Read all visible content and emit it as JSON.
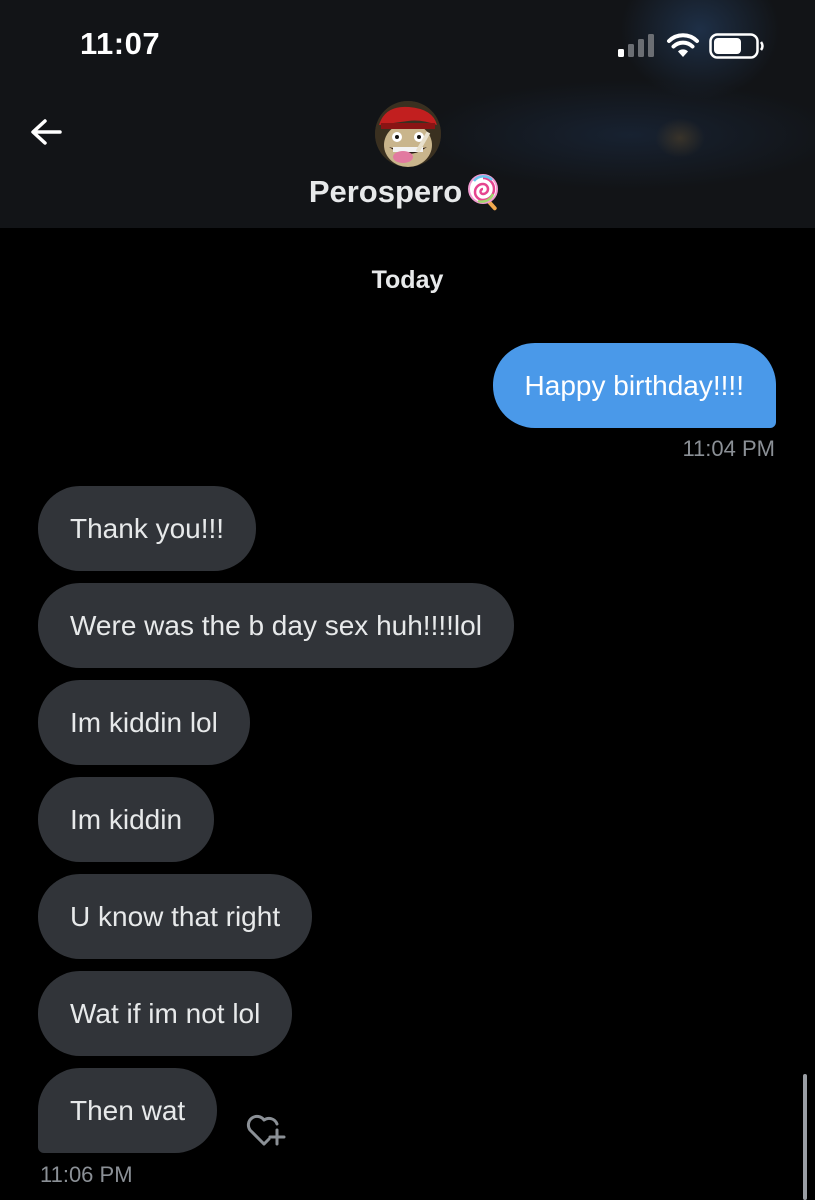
{
  "status_bar": {
    "time": "11:07"
  },
  "conversation": {
    "contact_name": "Perospero",
    "name_emoji": "lollipop",
    "date_separator": "Today"
  },
  "messages": [
    {
      "direction": "sent",
      "text": "Happy birthday!!!!",
      "timestamp": "11:04 PM"
    },
    {
      "direction": "received",
      "text": "Thank you!!!"
    },
    {
      "direction": "received",
      "text": "Were was the b day sex huh!!!!lol"
    },
    {
      "direction": "received",
      "text": "Im kiddin lol"
    },
    {
      "direction": "received",
      "text": "Im kiddin"
    },
    {
      "direction": "received",
      "text": "U know that right"
    },
    {
      "direction": "received",
      "text": "Wat if im not lol"
    },
    {
      "direction": "received",
      "text": "Then wat",
      "timestamp": "11:06 PM"
    }
  ],
  "icons": {
    "back": "arrow-left-icon",
    "info": "info-icon",
    "react": "heart-plus-icon"
  },
  "colors": {
    "background": "#000000",
    "header": "#121417",
    "sent_bubble": "#4a99e9",
    "received_bubble": "#313439",
    "timestamp": "#8b9096"
  }
}
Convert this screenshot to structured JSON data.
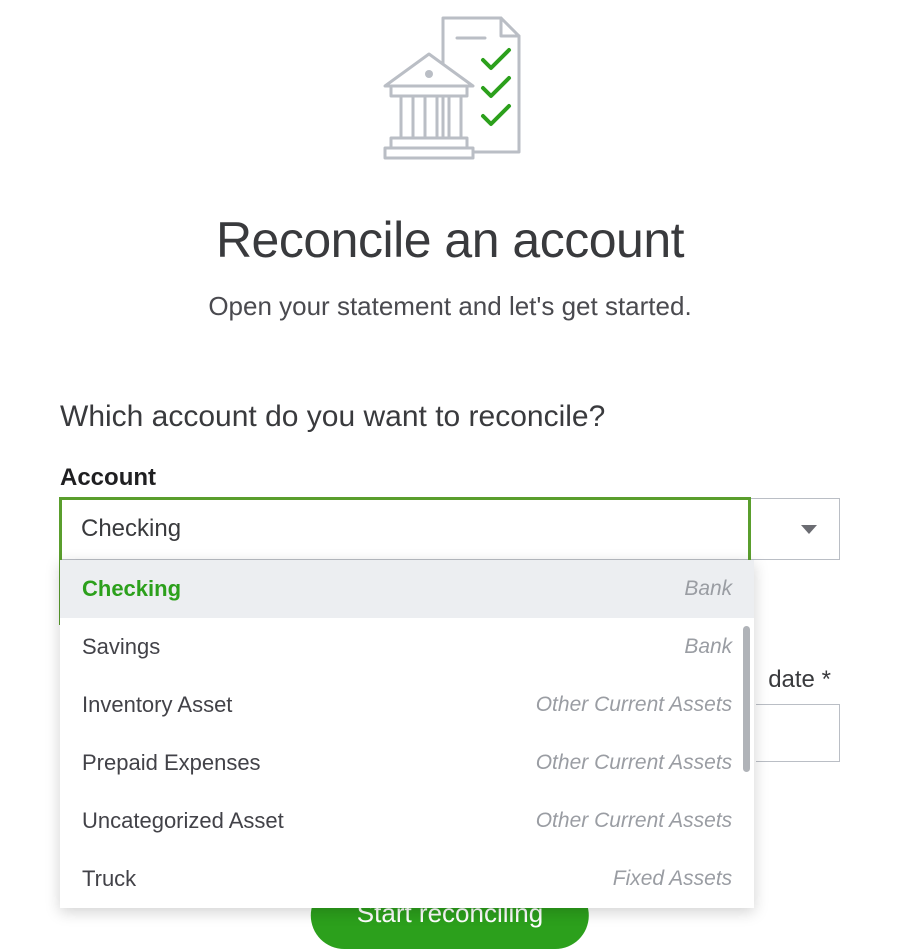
{
  "header": {
    "title": "Reconcile an account",
    "subtitle": "Open your statement and let's get started."
  },
  "question": "Which account do you want to reconcile?",
  "account_field": {
    "label": "Account",
    "value": "Checking",
    "options": [
      {
        "name": "Checking",
        "type": "Bank",
        "selected": true
      },
      {
        "name": "Savings",
        "type": "Bank",
        "selected": false
      },
      {
        "name": "Inventory Asset",
        "type": "Other Current Assets",
        "selected": false
      },
      {
        "name": "Prepaid Expenses",
        "type": "Other Current Assets",
        "selected": false
      },
      {
        "name": "Uncategorized Asset",
        "type": "Other Current Assets",
        "selected": false
      },
      {
        "name": "Truck",
        "type": "Fixed Assets",
        "selected": false
      }
    ]
  },
  "background_field": {
    "label_fragment": "date *"
  },
  "primary_button": "Start reconciling"
}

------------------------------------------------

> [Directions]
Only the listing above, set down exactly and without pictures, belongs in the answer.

> [Response to this task]
Read all visible content and emit it as JSON.
{
  "status_bar": {
    "time": "11:07"
  },
  "conversation": {
    "contact_name": "Perospero",
    "name_emoji": "lollipop",
    "date_separator": "Today"
  },
  "messages": [
    {
      "direction": "sent",
      "text": "Happy birthday!!!!",
      "timestamp": "11:04 PM"
    },
    {
      "direction": "received",
      "text": "Thank you!!!"
    },
    {
      "direction": "received",
      "text": "Were was the b day sex huh!!!!lol"
    },
    {
      "direction": "received",
      "text": "Im kiddin lol"
    },
    {
      "direction": "received",
      "text": "Im kiddin"
    },
    {
      "direction": "received",
      "text": "U know that right"
    },
    {
      "direction": "received",
      "text": "Wat if im not lol"
    },
    {
      "direction": "received",
      "text": "Then wat",
      "timestamp": "11:06 PM"
    }
  ],
  "icons": {
    "back": "arrow-left-icon",
    "info": "info-icon",
    "react": "heart-plus-icon"
  },
  "colors": {
    "background": "#000000",
    "header": "#121417",
    "sent_bubble": "#4a99e9",
    "received_bubble": "#313439",
    "timestamp": "#8b9096"
  }
}
Convert this screenshot to structured JSON data.
{
  "header": {
    "title": "Reconcile an account",
    "subtitle": "Open your statement and let's get started."
  },
  "question": "Which account do you want to reconcile?",
  "account_field": {
    "label": "Account",
    "value": "Checking",
    "options": [
      {
        "name": "Checking",
        "type": "Bank",
        "selected": true
      },
      {
        "name": "Savings",
        "type": "Bank",
        "selected": false
      },
      {
        "name": "Inventory Asset",
        "type": "Other Current Assets",
        "selected": false
      },
      {
        "name": "Prepaid Expenses",
        "type": "Other Current Assets",
        "selected": false
      },
      {
        "name": "Uncategorized Asset",
        "type": "Other Current Assets",
        "selected": false
      },
      {
        "name": "Truck",
        "type": "Fixed Assets",
        "selected": false
      }
    ]
  },
  "background_field": {
    "label_fragment": "date *"
  },
  "primary_button": "Start reconciling"
}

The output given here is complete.